The input:

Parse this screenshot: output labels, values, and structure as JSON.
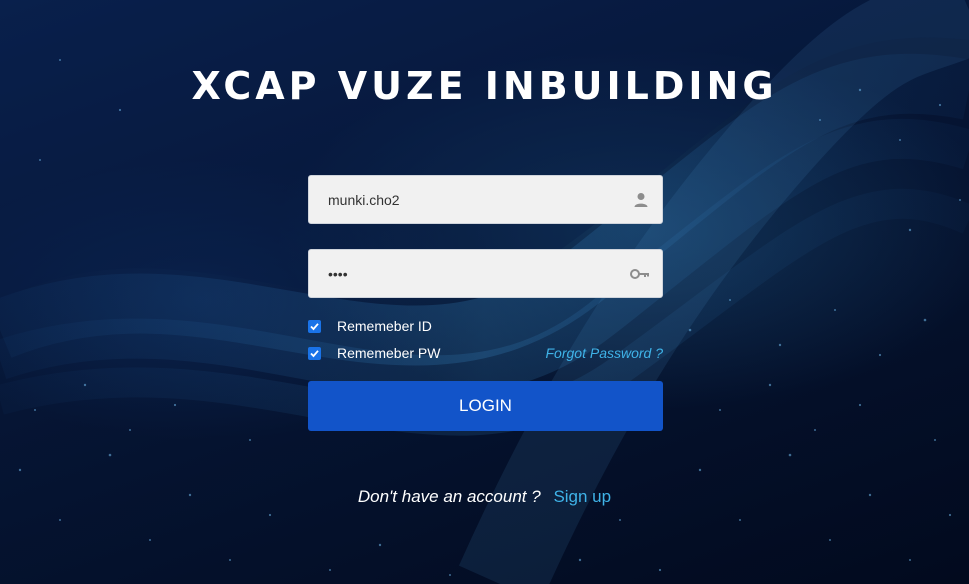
{
  "app": {
    "title": "XCAP VUZE INBUILDING"
  },
  "login_form": {
    "username": {
      "value": "munki.cho2",
      "icon": "user-icon"
    },
    "password": {
      "value": "1234",
      "icon": "key-icon"
    },
    "remember_id": {
      "label": "Rememeber ID",
      "checked": true
    },
    "remember_pw": {
      "label": "Rememeber PW",
      "checked": true
    },
    "forgot_password_label": "Forgot Password ?",
    "login_label": "LOGIN"
  },
  "signup": {
    "prompt": "Don't have an account ?",
    "link_label": "Sign up"
  },
  "colors": {
    "accent": "#1254c9",
    "link": "#3fb3e8",
    "checkbox": "#1a73e8",
    "background": "#030e26"
  }
}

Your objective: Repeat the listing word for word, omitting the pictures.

Task result:
Parse this screenshot: output labels, values, and structure as JSON.
{
  "app": {
    "title": "XCAP VUZE INBUILDING"
  },
  "login_form": {
    "username": {
      "value": "munki.cho2",
      "icon": "user-icon"
    },
    "password": {
      "value": "1234",
      "icon": "key-icon"
    },
    "remember_id": {
      "label": "Rememeber ID",
      "checked": true
    },
    "remember_pw": {
      "label": "Rememeber PW",
      "checked": true
    },
    "forgot_password_label": "Forgot Password ?",
    "login_label": "LOGIN"
  },
  "signup": {
    "prompt": "Don't have an account ?",
    "link_label": "Sign up"
  },
  "colors": {
    "accent": "#1254c9",
    "link": "#3fb3e8",
    "checkbox": "#1a73e8",
    "background": "#030e26"
  }
}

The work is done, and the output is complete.